We have previously posted blogs for our landlord insurance customers about how to generally improve your property to give it the best opportunity of being rented. There are many factors within your control to maintain the property in good order, but in this ever developing social world, are there factors outside of your control affecting your properties rentable attractiveness?
The answer is most definitely yes! To get to the point, I am talking about mobile signals and broadband availability. These items are something you should be considering before expanding your portfolio.
Mobile signals are becoming more of a consideration when renting or buying properties and should without doubt be included within legal packs when purchasing and estate agent details for sales and rentals. Tenants often go without a fixed phone line, maybe it’s too much hassle or an unwanted fixed cost they can do without - they are probably hip, young and all their friends also only have mobile phones too!
The problem is, if they are viewing your property and the signal bars start to drop or they lose 3G connections for the internet, the appeal of your property will certainly decline. Luckily, the mobile signal for most of the country is good and the 2G and 3G signals are improving fast with mobile companies keeping up with demand due to the increasing popularity of Smartphones and tablets such as the iPad, which all depend on good 3G signals.
Alas, broadband speeds are not keeping up with demand and maybe this is because BT wholesale lack any kind of competition, as nearly all broadband providers (apart from Cable) depend on BT’s desire to develop their exchange network.
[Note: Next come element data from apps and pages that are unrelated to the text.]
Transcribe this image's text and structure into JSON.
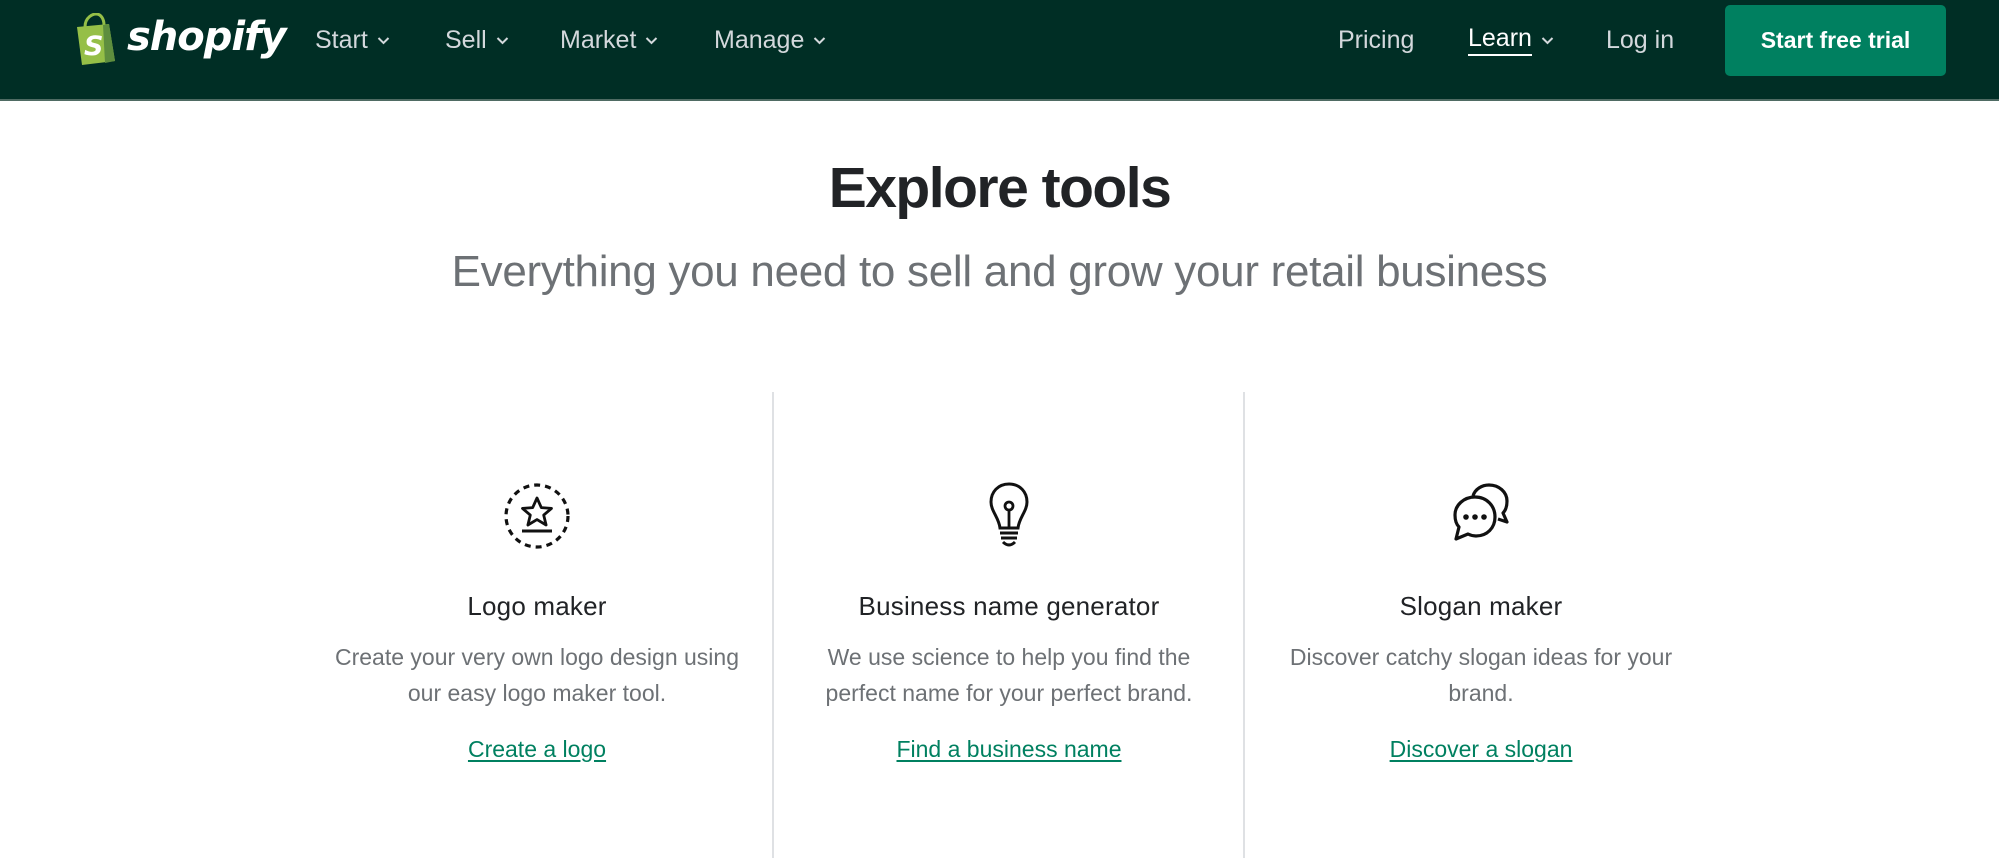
{
  "header": {
    "brand": "shopify",
    "nav_left": [
      {
        "label": "Start",
        "has_dropdown": true
      },
      {
        "label": "Sell",
        "has_dropdown": true
      },
      {
        "label": "Market",
        "has_dropdown": true
      },
      {
        "label": "Manage",
        "has_dropdown": true
      }
    ],
    "nav_right": [
      {
        "label": "Pricing",
        "has_dropdown": false
      },
      {
        "label": "Learn",
        "has_dropdown": true,
        "active": true
      },
      {
        "label": "Log in",
        "has_dropdown": false
      }
    ],
    "cta_label": "Start free trial"
  },
  "main": {
    "title": "Explore tools",
    "subtitle": "Everything you need to sell and grow your retail business",
    "tools": [
      {
        "icon": "logo-star-icon",
        "name": "Logo maker",
        "description": "Create your very own logo design using our easy logo maker tool.",
        "link": "Create a logo"
      },
      {
        "icon": "lightbulb-icon",
        "name": "Business name generator",
        "description": "We use science to help you find the perfect name for your perfect brand.",
        "link": "Find a business name"
      },
      {
        "icon": "chat-bubbles-icon",
        "name": "Slogan maker",
        "description": "Discover catchy slogan ideas for your brand.",
        "link": "Discover a slogan"
      }
    ]
  },
  "colors": {
    "header_bg": "#002e25",
    "accent": "#008060",
    "heading": "#212326",
    "muted": "#6d7175",
    "divider": "#dfe1e4"
  }
}
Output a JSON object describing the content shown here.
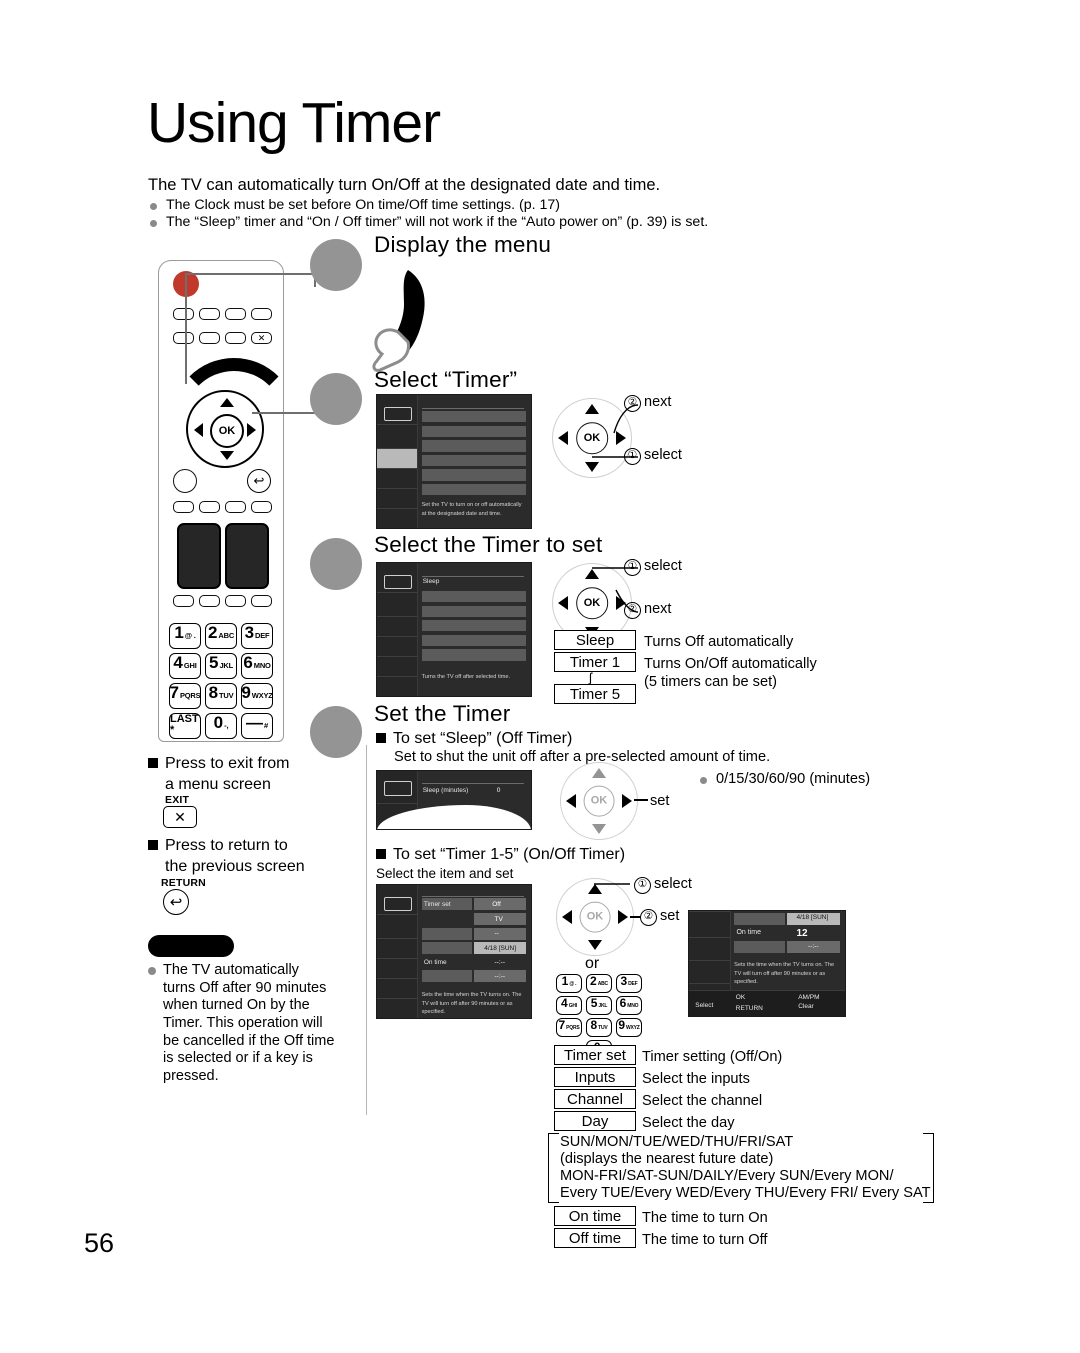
{
  "page": {
    "title": "Using Timer",
    "number": "56",
    "lead": "The TV can automatically turn On/Off at the designated date and time.",
    "bullets": [
      "The Clock must be set before On time/Off time settings. (p. 17)",
      "The “Sleep” timer and “On / Off timer” will not work if the “Auto power on” (p. 39) is set."
    ]
  },
  "steps": [
    {
      "heading": "Display the menu"
    },
    {
      "heading": "Select “Timer”"
    },
    {
      "heading": "Select the Timer to set"
    },
    {
      "heading": "Set the Timer"
    }
  ],
  "step2": {
    "menu_desc": "Set the TV to turn on or off automatically at the designated date and time.",
    "annotations": [
      {
        "num": "②",
        "label": "next"
      },
      {
        "num": "①",
        "label": "select"
      }
    ]
  },
  "step3": {
    "menu_first_item": "Sleep",
    "menu_desc": "Turns the TV off after selected time.",
    "annotations": [
      {
        "num": "①",
        "label": "select"
      },
      {
        "num": "②",
        "label": "next"
      }
    ],
    "legend": [
      {
        "box": "Sleep",
        "desc": "Turns Off automatically"
      },
      {
        "box": "Timer 1",
        "desc": "Turns On/Off automatically"
      },
      {
        "box": "Timer 5",
        "desc": "(5 timers can be set)"
      }
    ],
    "tilde": "ʃ"
  },
  "sleep": {
    "subhead": "To set “Sleep” (Off Timer)",
    "note": "Set to shut the unit off after a pre-selected amount of time.",
    "menu_label": "Sleep (minutes)",
    "menu_value": "0",
    "set_label": "set",
    "options": "0/15/30/60/90 (minutes)"
  },
  "timer15": {
    "subhead": "To set “Timer 1-5” (On/Off Timer)",
    "note": "Select the item and set",
    "annotations": [
      {
        "num": "①",
        "label": "select"
      },
      {
        "num": "②",
        "label": "set"
      }
    ],
    "or_label": "or",
    "menu_left": {
      "rows": [
        {
          "label": "Timer set",
          "value": "Off"
        },
        {
          "label": "",
          "value": "TV"
        },
        {
          "label": "",
          "value": "--"
        },
        {
          "label": "",
          "value": "4/18 [SUN]"
        },
        {
          "label": "On time",
          "value": "--:--"
        },
        {
          "label": "",
          "value": "--:--"
        }
      ],
      "desc": "Sets the time when the TV turns on. The TV will turn off after 90 minutes or as specified."
    },
    "menu_right": {
      "date_value": "4/18 [SUN]",
      "on_time_label": "On time",
      "on_time_value": "12",
      "off_value": "--:--",
      "desc": "Sets the time when the TV turns on. The TV will turn off after 90 minutes or as specified.",
      "footer": [
        {
          "label": "Select"
        },
        {
          "label": "OK"
        },
        {
          "label": "RETURN"
        },
        {
          "label": "AM/PM"
        },
        {
          "label": "Clear"
        }
      ]
    }
  },
  "legend_items": [
    {
      "box": "Timer set",
      "desc": "Timer setting (Off/On)"
    },
    {
      "box": "Inputs",
      "desc": "Select the inputs"
    },
    {
      "box": "Channel",
      "desc": "Select the channel"
    },
    {
      "box": "Day",
      "desc": "Select the day"
    }
  ],
  "day_block": [
    "SUN/MON/TUE/WED/THU/FRI/SAT",
    "(displays the nearest future date)",
    "MON-FRI/SAT-SUN/DAILY/Every SUN/Every MON/",
    "Every TUE/Every WED/Every THU/Every FRI/ Every SAT"
  ],
  "time_items": [
    {
      "box": "On time",
      "desc": "The time to turn On"
    },
    {
      "box": "Off time",
      "desc": "The time to turn Off"
    }
  ],
  "left_notes": [
    {
      "line1": "Press to exit from",
      "line2": "a menu screen",
      "cap": "EXIT",
      "glyph": "✕"
    },
    {
      "line1": "Press to return to",
      "line2": "the previous screen",
      "cap": "RETURN",
      "glyph": "↩"
    }
  ],
  "note": {
    "text": "The TV automatically turns Off after 90 minutes when turned On by the Timer. This operation will be cancelled if the Off time is selected or if a key is pressed."
  },
  "keypad": [
    {
      "d": "1",
      "s": "@ ."
    },
    {
      "d": "2",
      "s": "ABC"
    },
    {
      "d": "3",
      "s": "DEF"
    },
    {
      "d": "4",
      "s": "GHI"
    },
    {
      "d": "5",
      "s": "JKL"
    },
    {
      "d": "6",
      "s": "MNO"
    },
    {
      "d": "7",
      "s": "PQRS"
    },
    {
      "d": "8",
      "s": "TUV"
    },
    {
      "d": "9",
      "s": "WXYZ"
    },
    {
      "d": "LAST *",
      "s": ""
    },
    {
      "d": "0",
      "s": "-,"
    },
    {
      "d": "—",
      "s": "#"
    }
  ],
  "remote": {
    "ok_label": "OK",
    "exit_glyph": "✕",
    "return_glyph": "↩"
  },
  "colors": {
    "power": "#c0392b",
    "step_circle": "#949494",
    "menu_bg": "#2b2b2b",
    "highlight": "#b9b9b9"
  }
}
Your tenants, maybe one working from home over the internet or a family with school children who hold an appetite for all things web based will be factoring broadband cost, availability and quality into their decision making. It seems inner cities and major towns benefit from fantastic quality broadband at cheap rates from most broadband suppliers using the upgraded BT network. With download speeds of up to 40mb these households (and landlords) do not realise how good they have it.
The facts are that up to 25% of BT exchanges only deliver speeds of about 2mb at best (512k when busy). These exchanges are found in more rural areas, villages and smaller towns. In contrast to areas with good speeds you would expect your tenants to benefit from lower broadband costs due to the poorer speeds they receive; well the truth is they have to pay more…much more!
So how much extra can it cost your tenant being located outside an upgraded exchange? As I write today, Talk Talk offer calls and broadband for £15.85 a month (£3.25 + £12.60 line rental for 9 months, £6.85 + £12.60 line rental thereafter, 12 month contract), Go on their site and if your exchange is not available to them you will have to call in to discover the price nearly doubles. A house with 1mb speeds will struggle with one child watching BBC iPlayer, another playing video games, while Mum or Dad books their next food delivery!
I would argue the case for broadband information to be included in legal packs when purchasing and estate agent details for buying and renting is much stronger than for mobile signal strength.